Massachusetts Daily Collegian

Change in sight for the Chinese Communist Party?

By Brian Doherty

November 13, 2012

Filed under Columns, Opinion

This week, the Chinese Communist Party will undergo a once-in-a-decade transition as President Hu Jintao turns the country over to current Vice President Xi Jinping. In the president’s closing speech, he urged the me...

Results of local elections

By Collegian News Staff

November 7, 2012

Filed under Local News, News

While people were glued to their televisions and computers following the Presidential race between Barack Obama and Mitt Romney, positions were filled in local elections. Incumbent United States Rep. James McGovern ran unopposed...

Liberal Landslide

By Zac Bears

November 7, 2012

Filed under Columns, Opinion

President Barack Obama’s resounding re-election yesterday shows recommitment to the Obama plan for the economy. This election in support of the policies of the last four years solidified Democratic control of the Senate and...

Being a conservative in today’s age

By Rocco Giordano

November 7, 2012

Filed under Archives, Columns, Opinion

Election Day has come and gone. Take a moment to let that sink in. What has seemingly been the longest and most negative election season in America’s history is finally over. Yet when I walked the streets of Boston early Tuesday morning on ...

Obama or Romney: What’s the difference?

By Nathan Fatal

October 24, 2012

Filed under Archives

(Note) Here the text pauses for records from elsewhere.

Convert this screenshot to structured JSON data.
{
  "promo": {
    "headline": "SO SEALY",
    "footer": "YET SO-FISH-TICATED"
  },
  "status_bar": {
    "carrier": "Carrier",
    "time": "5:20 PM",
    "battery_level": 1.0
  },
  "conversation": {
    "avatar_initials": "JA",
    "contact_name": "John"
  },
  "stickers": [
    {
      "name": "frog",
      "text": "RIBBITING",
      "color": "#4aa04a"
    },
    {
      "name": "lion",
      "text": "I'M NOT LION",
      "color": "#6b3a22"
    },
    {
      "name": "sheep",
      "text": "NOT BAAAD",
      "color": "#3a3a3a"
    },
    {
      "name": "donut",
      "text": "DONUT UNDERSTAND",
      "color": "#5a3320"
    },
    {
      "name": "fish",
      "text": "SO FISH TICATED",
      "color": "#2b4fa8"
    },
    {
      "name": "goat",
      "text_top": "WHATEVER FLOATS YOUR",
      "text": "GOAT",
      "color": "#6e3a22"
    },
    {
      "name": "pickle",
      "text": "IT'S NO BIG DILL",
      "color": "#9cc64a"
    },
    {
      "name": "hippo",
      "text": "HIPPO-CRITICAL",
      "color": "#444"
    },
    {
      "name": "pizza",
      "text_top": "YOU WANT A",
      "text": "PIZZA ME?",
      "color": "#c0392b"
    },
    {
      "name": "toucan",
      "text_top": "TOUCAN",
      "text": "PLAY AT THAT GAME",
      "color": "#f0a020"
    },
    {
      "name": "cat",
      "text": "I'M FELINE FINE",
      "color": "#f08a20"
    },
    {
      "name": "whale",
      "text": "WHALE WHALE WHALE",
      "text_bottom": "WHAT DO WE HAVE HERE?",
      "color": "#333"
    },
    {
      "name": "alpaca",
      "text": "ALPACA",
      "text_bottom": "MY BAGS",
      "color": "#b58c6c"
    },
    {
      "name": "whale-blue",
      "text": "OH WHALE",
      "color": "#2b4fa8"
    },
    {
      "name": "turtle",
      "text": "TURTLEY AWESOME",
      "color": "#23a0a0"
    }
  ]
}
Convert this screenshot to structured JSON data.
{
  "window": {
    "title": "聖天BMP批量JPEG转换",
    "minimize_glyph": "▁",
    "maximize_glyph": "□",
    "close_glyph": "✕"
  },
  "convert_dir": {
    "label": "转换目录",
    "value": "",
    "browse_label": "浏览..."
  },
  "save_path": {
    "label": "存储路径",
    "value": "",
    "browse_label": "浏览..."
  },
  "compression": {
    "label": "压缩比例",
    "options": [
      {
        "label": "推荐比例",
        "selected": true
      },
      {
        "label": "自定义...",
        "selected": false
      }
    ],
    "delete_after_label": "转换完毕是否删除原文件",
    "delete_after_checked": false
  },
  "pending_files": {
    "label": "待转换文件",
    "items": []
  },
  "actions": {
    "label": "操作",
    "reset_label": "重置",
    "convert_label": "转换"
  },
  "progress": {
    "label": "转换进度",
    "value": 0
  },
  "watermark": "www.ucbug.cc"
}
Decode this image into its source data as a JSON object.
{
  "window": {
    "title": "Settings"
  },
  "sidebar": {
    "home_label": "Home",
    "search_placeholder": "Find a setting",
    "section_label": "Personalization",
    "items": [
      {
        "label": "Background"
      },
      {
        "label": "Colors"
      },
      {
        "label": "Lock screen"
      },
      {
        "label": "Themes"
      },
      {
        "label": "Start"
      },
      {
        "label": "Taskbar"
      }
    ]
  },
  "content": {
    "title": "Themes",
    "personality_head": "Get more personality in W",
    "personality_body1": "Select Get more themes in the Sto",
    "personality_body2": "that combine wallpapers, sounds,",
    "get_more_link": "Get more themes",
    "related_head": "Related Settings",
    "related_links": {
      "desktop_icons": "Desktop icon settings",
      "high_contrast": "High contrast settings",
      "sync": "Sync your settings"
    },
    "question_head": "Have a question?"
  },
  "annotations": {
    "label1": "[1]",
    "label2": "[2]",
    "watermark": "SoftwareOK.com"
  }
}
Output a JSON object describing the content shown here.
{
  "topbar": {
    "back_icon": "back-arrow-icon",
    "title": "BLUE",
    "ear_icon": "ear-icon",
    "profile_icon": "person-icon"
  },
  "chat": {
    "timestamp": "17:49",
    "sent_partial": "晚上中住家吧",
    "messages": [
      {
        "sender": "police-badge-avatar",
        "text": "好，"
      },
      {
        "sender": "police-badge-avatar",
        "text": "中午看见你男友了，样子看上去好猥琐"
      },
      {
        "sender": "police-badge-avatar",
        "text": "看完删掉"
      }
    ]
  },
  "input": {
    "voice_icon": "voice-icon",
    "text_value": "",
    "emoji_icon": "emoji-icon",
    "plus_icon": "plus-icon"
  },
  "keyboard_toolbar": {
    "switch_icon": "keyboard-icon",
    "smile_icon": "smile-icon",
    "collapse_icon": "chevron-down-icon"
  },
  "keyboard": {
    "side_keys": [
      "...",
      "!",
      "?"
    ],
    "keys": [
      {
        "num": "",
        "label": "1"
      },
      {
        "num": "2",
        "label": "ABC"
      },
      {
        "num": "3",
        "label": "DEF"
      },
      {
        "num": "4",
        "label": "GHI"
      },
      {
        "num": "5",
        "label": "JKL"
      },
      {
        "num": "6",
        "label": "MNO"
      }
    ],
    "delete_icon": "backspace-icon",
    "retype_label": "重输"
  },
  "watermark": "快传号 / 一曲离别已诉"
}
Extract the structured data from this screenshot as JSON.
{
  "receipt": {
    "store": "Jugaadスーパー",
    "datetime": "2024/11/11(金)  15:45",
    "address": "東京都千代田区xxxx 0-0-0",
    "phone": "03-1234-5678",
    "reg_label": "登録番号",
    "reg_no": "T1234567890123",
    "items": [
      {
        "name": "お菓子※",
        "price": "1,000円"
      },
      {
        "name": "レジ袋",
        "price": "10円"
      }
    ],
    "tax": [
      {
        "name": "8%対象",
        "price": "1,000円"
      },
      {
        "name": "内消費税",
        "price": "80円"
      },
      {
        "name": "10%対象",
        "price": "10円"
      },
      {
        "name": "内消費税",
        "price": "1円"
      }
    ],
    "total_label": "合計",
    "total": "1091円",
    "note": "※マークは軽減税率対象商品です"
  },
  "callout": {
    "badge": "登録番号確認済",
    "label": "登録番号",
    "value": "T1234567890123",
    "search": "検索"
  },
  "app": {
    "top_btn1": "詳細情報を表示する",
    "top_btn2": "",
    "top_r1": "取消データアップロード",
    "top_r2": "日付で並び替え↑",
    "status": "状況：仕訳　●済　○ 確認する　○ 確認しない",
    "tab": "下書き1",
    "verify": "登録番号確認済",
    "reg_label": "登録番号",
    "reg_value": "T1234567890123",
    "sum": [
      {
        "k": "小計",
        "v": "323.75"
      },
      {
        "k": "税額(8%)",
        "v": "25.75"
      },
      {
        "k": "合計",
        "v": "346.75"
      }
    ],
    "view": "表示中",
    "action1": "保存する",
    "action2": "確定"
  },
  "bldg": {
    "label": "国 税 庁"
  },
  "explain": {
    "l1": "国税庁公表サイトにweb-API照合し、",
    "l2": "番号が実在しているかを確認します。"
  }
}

In an election season characterized by gaffes and statist ranting from both sides of the aisle, it came as no surprise to me that in the Oct. 3 presidential debate, President Barack Obama and Governor Mitt Romney claimed to have...

Before you hit the booth, know the truth

By Tim Drugan-Eppich

October 19, 2012

Filed under Columns, Opinion

I often engage in discussions with my peers about the upcoming election because I see it as holding extraordinary weight for our future.  What I find troubling is the fact that at least half of my colleagues say, “Oh, I don’t care; I’m not really into politics.” We are college s...

Electoral Idol: Debating the electoral carnival

By Jan Dichter

October 16, 2012

Filed under Columns, Opinion

With each reappearance, regardless of particulars, the temporality of the electoral spectacle cycle deposits another greasy layer onto the aura of gruesome despair that inevitably surrounds it. Each time, there arises a great ...

Big Bird’s big issue

By Christopher McKnight

October 15, 2012

Filed under Columns, Opinion

In the first presidential debate, Republican presidential nominee Mitt Romney said that he would stop subsidizing unnecessary companies that don’t need it, such as PBS. He went on to say that he liked Big Bird but that we need to end spending somewhere to turn our economy aroun...

The demoralizing state of democracy

By Hannah Sparks

October 9, 2012

Filed under Columns, Opinion

Growing up we are told that one of the greatest privileges of living in a democratic society is having the right to vote. Voting to Americans is a very big deal. But does our most sacred civic duty truly retain its inviolability when the state of politics is so corrupt? That our ...

Local Ballot Measures Matter

By Terranova Tasker

October 5, 2012

Filed under Columns, Opinion

Unless you have been hiding under a large rock in a deep cave for the last 15 months, you are probably aware that there is a presidential election this November. If you have taken the time to pick up and read this issue of the Ma...

A racy Senate campaign

By Kristin LaFratta

October 3, 2012

Filed under Columns, Opinion

Cherokee Liz. Two words alone that a year ago may have meant nothing, now spark rather opposing reactions: laughter, or heated defense. Digging up the old, receded, most likely irrelevant dirt on one’s political opponent is the norm. Since May of t...

Not redistributing the wealth, redistributing the growth

By Zac Bears

September 19, 2012

Filed under Archives, Columns, Opinion

Common political parlance refers to many government programs as being redistributive. Think of the United States economy as a single, large pie of income, GDP. Redistributive government takes a slice of that pie from one person and gives...